Dutch designer Manon Kühne won a Crystal Cabin Award for her "Headrest," which was her Delft University of Technology thesis project, created with Zodiac Aerospace's Human Factors and Ergonomics Lab.

It's a headrest/blinker that goes over the back of your cattle-class seat, creating a kind of head-supporting hammock that works better than one of those cervical collars, and has the side effect of blocking out your peripheral awareness of your seatmate and their mouth-open chewing, nose-picking, eye-booger eating, ear/pit scratching, etc.

It's only a prototype, with no public path to rollout, but Zodiac owns the rights to it and does a lot of sales into passenger aviation channels, so maybe. I can't wait for in-seat tranquilizer darts and/or cold-sleep coffins, myself. Alternatively there's always my "Ninja Air/Freegan option meals" proposal.

HeadRest fits onto your seat back and sports two wings that fold out, creating a U-shape around your head. Stretchy fabric spans the wings, forming a "hammock" to support your head and keep you from sliding onto a fellow traveler who's already uncomfortable enough, thank you.
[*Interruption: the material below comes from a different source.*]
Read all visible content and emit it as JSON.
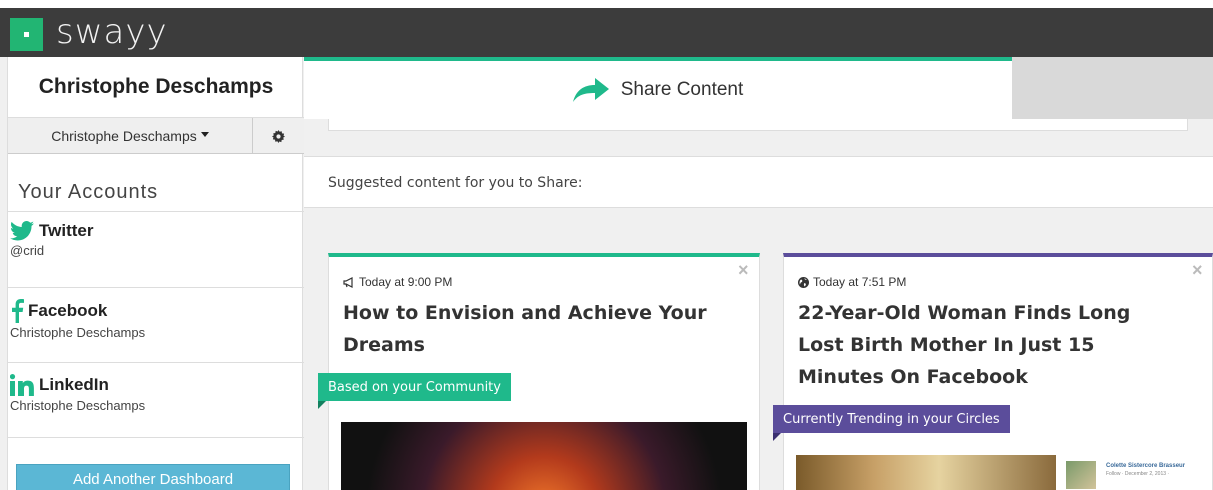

A Clever Headrest That Could Make Flying Actually Bearable [Alex Davies/Wired]